__Assigned task__. Across all the entries below, how many lines contain the string "party"? The number by itself is the answer.

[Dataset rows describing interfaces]
○ ○ ○
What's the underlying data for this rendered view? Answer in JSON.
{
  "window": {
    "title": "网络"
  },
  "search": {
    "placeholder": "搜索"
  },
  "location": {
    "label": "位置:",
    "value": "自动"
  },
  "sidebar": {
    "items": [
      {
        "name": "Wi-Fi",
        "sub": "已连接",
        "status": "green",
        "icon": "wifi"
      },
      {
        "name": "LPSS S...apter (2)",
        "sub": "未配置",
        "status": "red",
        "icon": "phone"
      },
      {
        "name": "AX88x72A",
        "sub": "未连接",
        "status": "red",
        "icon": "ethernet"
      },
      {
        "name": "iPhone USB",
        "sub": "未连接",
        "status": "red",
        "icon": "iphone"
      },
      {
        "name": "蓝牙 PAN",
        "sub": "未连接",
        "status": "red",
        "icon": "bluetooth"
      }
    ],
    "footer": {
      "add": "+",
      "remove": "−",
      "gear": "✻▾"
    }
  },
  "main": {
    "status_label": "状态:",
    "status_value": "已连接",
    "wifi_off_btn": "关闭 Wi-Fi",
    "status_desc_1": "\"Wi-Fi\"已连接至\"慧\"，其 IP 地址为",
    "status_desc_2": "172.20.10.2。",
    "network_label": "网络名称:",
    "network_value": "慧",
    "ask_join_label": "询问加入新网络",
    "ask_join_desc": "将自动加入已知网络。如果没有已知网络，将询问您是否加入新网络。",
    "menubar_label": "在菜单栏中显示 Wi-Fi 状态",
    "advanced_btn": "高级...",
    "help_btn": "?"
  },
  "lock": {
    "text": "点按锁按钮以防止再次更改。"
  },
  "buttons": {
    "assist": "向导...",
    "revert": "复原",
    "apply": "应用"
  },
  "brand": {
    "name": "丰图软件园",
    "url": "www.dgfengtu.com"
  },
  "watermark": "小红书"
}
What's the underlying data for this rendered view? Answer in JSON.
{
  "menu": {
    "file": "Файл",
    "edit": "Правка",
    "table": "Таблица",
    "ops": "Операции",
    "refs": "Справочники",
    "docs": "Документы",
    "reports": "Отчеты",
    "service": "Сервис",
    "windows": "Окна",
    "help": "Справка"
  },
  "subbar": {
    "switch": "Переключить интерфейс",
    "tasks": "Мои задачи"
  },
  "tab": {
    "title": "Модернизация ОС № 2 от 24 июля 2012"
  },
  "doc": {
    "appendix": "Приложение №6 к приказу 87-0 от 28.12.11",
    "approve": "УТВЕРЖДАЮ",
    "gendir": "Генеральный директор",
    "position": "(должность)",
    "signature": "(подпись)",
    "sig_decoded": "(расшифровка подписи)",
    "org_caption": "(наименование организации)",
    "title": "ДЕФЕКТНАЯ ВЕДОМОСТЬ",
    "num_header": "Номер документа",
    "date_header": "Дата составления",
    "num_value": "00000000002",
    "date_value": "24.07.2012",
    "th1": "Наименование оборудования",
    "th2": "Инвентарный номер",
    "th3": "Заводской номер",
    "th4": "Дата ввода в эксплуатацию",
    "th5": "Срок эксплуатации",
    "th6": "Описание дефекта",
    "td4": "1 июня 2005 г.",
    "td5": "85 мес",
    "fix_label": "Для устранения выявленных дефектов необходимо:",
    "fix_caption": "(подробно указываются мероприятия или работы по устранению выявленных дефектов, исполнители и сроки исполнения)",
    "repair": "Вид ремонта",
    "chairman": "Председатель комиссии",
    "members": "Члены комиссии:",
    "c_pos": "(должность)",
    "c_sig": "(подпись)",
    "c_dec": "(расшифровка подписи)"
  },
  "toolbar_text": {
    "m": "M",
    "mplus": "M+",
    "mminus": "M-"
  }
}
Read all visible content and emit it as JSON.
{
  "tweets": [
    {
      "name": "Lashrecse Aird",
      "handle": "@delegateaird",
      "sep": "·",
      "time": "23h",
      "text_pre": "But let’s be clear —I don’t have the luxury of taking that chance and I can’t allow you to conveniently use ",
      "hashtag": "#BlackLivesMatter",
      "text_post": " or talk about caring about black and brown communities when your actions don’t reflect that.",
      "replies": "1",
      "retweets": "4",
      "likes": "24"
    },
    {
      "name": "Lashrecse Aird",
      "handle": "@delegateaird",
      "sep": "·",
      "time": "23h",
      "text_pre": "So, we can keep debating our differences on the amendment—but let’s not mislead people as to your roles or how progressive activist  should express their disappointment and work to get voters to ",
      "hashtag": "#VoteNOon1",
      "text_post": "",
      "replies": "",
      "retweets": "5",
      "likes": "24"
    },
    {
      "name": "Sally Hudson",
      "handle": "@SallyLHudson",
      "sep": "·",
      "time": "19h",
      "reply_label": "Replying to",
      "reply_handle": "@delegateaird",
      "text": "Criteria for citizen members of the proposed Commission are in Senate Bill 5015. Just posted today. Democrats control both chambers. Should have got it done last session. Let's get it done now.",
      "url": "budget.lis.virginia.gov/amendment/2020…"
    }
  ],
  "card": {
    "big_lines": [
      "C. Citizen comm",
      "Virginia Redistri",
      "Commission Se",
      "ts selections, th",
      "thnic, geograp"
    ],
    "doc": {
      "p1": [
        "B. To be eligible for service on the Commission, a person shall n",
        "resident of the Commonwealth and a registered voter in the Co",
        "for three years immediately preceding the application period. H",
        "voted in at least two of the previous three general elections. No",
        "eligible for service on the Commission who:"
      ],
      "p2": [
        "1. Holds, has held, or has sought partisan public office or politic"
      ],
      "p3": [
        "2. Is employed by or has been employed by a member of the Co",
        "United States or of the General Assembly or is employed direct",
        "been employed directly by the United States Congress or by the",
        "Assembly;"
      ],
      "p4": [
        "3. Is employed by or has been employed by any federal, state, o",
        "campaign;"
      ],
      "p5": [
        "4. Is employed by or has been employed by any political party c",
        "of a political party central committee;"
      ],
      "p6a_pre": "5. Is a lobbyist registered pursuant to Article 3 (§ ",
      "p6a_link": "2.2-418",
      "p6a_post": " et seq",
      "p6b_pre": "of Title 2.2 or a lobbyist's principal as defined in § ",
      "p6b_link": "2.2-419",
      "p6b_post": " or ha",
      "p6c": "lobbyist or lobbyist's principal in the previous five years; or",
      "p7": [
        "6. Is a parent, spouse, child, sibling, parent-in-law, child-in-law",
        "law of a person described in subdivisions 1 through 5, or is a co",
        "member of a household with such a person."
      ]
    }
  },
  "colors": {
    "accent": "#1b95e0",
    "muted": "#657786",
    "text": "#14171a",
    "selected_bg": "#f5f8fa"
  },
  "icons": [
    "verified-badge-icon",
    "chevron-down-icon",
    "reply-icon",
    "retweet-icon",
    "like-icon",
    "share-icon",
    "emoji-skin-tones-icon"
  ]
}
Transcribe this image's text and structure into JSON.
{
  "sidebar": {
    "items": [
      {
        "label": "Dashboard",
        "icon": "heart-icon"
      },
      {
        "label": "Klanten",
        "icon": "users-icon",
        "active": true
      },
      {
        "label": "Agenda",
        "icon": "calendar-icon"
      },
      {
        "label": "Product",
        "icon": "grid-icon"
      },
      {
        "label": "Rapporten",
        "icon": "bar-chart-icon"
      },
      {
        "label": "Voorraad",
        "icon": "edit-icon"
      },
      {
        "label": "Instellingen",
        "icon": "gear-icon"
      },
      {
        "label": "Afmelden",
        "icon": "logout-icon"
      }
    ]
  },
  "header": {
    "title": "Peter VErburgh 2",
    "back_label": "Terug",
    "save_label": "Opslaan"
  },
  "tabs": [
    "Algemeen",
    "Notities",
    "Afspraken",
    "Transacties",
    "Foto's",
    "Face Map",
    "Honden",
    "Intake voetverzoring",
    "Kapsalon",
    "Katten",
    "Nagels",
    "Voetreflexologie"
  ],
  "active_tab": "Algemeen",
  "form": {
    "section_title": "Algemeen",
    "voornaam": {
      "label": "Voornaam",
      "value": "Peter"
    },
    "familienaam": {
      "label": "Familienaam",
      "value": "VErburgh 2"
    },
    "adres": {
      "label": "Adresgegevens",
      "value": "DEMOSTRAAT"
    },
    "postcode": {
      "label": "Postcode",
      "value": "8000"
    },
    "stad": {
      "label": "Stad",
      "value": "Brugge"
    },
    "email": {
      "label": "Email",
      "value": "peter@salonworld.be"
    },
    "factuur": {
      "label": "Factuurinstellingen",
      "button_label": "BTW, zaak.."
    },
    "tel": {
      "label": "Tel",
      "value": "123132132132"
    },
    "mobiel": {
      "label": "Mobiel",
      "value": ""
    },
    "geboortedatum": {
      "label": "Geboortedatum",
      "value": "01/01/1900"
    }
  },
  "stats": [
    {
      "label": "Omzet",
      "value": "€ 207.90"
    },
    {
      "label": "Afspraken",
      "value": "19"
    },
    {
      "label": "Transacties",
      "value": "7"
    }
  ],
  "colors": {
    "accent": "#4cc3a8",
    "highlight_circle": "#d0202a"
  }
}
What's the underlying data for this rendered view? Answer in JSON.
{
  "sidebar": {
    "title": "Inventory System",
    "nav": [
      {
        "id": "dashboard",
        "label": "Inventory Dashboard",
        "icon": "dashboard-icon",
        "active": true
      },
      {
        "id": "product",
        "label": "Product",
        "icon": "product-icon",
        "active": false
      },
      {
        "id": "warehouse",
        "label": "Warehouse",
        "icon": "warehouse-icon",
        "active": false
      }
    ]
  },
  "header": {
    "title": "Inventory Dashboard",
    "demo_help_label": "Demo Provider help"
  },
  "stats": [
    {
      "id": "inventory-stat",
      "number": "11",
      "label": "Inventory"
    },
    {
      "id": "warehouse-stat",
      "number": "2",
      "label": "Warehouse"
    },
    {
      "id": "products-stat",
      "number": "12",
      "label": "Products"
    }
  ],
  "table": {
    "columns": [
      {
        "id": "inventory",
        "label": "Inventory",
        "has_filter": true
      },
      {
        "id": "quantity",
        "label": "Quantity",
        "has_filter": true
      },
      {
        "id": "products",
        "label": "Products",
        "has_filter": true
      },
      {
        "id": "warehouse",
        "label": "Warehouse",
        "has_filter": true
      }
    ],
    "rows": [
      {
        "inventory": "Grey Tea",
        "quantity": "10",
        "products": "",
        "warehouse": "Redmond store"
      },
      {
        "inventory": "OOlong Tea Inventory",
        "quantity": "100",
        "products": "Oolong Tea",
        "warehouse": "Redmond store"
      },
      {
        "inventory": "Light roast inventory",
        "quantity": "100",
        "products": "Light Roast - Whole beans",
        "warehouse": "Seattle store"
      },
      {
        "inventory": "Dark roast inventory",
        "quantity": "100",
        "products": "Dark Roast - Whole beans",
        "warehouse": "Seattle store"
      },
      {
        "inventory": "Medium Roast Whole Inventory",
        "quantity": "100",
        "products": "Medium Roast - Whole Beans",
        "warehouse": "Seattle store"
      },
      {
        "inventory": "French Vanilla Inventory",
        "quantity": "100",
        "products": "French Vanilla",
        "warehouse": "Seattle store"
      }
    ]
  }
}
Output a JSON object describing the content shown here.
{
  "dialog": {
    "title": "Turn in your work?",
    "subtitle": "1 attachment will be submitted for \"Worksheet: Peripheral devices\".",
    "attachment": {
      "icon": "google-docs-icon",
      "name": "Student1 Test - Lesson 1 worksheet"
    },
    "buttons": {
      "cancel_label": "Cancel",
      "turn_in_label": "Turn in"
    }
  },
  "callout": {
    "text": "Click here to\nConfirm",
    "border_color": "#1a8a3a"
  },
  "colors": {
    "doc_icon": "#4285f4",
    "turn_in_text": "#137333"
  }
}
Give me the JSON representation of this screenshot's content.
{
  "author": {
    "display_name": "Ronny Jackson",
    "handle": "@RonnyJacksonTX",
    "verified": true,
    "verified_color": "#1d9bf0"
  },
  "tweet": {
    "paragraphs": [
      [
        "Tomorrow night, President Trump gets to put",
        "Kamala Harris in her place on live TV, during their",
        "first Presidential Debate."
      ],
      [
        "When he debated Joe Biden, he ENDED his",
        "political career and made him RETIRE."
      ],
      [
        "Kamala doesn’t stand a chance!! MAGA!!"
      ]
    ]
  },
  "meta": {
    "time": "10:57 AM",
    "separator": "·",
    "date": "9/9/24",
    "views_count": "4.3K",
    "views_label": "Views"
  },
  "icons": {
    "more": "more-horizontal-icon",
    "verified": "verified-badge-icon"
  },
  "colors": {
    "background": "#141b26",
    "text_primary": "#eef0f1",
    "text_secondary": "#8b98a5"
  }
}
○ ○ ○
__Output__. 2